DATA FOR PROCESSING:
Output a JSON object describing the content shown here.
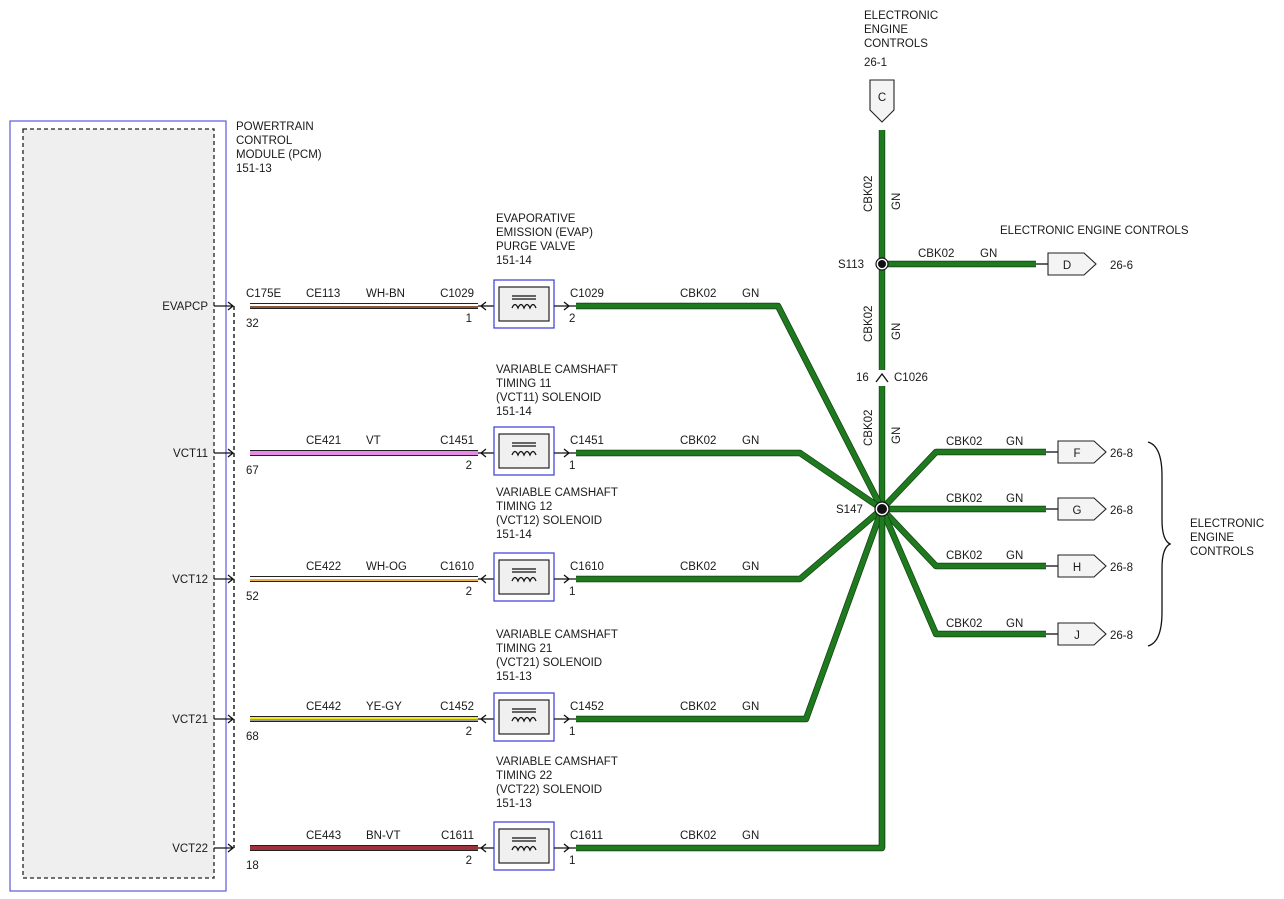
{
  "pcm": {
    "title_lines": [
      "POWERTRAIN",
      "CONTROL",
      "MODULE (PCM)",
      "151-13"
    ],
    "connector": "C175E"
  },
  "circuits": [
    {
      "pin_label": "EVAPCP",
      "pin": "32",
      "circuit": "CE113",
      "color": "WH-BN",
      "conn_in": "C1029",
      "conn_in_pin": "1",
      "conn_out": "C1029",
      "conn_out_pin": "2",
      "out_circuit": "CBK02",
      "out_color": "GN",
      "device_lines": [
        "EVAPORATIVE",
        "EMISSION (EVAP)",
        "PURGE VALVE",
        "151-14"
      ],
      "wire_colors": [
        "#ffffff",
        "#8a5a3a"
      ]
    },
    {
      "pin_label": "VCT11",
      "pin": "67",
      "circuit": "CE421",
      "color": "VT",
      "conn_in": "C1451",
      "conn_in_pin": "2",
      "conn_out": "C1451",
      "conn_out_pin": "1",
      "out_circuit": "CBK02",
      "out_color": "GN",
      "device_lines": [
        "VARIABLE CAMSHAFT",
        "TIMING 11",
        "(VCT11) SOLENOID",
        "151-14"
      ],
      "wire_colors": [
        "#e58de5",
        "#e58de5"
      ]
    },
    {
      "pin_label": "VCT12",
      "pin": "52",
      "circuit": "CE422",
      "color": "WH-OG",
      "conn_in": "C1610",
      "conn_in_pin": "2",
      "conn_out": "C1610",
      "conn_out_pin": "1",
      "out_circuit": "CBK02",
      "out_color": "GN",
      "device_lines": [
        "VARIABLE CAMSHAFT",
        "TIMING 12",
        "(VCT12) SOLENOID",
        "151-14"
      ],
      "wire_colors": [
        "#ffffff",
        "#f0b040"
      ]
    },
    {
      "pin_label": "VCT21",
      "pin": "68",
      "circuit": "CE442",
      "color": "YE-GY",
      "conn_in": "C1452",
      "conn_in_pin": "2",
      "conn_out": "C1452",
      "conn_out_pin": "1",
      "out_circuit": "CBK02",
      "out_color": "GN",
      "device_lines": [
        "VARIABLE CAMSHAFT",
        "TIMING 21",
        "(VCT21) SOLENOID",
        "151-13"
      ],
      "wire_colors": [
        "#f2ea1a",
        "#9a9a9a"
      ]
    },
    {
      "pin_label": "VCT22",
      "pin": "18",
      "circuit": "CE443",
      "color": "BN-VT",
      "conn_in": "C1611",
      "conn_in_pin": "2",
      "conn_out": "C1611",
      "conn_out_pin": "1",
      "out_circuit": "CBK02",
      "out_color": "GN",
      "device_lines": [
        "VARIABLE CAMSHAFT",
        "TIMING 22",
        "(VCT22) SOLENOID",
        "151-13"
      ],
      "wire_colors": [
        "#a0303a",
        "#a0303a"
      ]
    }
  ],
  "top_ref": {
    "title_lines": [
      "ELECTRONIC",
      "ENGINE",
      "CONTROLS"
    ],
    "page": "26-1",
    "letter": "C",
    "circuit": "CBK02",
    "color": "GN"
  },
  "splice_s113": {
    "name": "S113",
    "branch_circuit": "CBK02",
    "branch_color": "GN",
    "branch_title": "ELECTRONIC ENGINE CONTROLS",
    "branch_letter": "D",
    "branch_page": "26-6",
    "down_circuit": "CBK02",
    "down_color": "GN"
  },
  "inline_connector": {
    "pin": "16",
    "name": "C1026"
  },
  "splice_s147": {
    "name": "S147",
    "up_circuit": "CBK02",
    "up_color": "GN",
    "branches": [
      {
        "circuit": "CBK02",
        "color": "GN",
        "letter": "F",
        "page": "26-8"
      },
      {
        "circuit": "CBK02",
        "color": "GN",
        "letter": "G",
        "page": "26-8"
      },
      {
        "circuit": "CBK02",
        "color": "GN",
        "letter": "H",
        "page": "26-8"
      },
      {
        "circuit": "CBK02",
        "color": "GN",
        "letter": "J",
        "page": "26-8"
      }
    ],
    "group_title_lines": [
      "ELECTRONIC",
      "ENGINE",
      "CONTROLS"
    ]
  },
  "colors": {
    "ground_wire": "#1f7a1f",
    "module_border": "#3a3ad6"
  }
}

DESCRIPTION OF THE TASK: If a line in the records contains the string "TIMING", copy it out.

EXPECTED ANSWER:
        "TIMING 11",
        "TIMING 12",
        "TIMING 21",
        "TIMING 22",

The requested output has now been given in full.